◆ Activity
Could you write out each entry exactly as it reads?
##### Source material
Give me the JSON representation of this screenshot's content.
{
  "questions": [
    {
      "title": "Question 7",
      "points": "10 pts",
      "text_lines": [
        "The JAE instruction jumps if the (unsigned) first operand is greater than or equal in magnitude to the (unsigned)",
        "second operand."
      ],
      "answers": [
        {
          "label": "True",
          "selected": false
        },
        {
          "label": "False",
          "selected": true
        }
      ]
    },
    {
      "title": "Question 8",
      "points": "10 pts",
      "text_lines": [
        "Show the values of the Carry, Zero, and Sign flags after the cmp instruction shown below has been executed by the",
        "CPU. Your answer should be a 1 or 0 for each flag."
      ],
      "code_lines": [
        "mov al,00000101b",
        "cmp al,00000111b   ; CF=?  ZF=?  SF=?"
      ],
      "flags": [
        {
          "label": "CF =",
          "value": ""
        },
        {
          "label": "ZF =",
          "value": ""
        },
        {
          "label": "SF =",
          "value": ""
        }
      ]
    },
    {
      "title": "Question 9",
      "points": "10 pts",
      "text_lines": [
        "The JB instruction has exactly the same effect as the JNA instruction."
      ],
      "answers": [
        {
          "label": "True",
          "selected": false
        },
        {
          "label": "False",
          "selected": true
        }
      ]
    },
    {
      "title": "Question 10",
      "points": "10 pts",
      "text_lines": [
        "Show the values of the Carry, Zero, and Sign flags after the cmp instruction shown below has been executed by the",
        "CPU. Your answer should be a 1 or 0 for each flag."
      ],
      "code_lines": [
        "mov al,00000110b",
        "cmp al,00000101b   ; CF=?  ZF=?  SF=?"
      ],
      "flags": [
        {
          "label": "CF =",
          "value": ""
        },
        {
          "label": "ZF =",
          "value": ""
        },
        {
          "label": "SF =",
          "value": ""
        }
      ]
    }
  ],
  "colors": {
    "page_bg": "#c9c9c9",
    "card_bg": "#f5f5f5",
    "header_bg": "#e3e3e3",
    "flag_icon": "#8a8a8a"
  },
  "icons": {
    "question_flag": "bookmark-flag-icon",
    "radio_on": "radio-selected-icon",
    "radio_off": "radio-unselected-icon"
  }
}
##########
◆ Written answer
Give me the JSON representation of this screenshot's content.
{
  "questions": [
    {
      "title": "Question 7",
      "points": "10 pts",
      "text_lines": [
        "The JAE instruction jumps if the (unsigned) first operand is greater than or equal in magnitude to the (unsigned)",
        "second operand."
      ],
      "answers": [
        {
          "label": "True",
          "selected": false
        },
        {
          "label": "False",
          "selected": true
        }
      ]
    },
    {
      "title": "Question 8",
      "points": "10 pts",
      "text_lines": [
        "Show the values of the Carry, Zero, and Sign flags after the cmp instruction shown below has been executed by the",
        "CPU. Your answer should be a 1 or 0 for each flag."
      ],
      "code_lines": [
        "mov al,00000101b",
        "cmp al,00000111b   ; CF=?  ZF=?  SF=?"
      ],
      "flags": [
        {
          "label": "CF =",
          "value": ""
        },
        {
          "label": "ZF =",
          "value": ""
        },
        {
          "label": "SF =",
          "value": ""
        }
      ]
    },
    {
      "title": "Question 9",
      "points": "10 pts",
      "text_lines": [
        "The JB instruction has exactly the same effect as the JNA instruction."
      ],
      "answers": [
        {
          "label": "True",
          "selected": false
        },
        {
          "label": "False",
          "selected": true
        }
      ]
    },
    {
      "title": "Question 10",
      "points": "10 pts",
      "text_lines": [
        "Show the values of the Carry, Zero, and Sign flags after the cmp instruction shown below has been executed by the",
        "CPU. Your answer should be a 1 or 0 for each flag."
      ],
      "code_lines": [
        "mov al,00000110b",
        "cmp al,00000101b   ; CF=?  ZF=?  SF=?"
      ],
      "flags": [
        {
          "label": "CF =",
          "value": ""
        },
        {
          "label": "ZF =",
          "value": ""
        },
        {
          "label": "SF =",
          "value": ""
        }
      ]
    }
  ],
  "colors": {
    "page_bg": "#c9c9c9",
    "card_bg": "#f5f5f5",
    "header_bg": "#e3e3e3",
    "flag_icon": "#8a8a8a"
  },
  "icons": {
    "question_flag": "bookmark-flag-icon",
    "radio_on": "radio-selected-icon",
    "radio_off": "radio-unselected-icon"
  }
}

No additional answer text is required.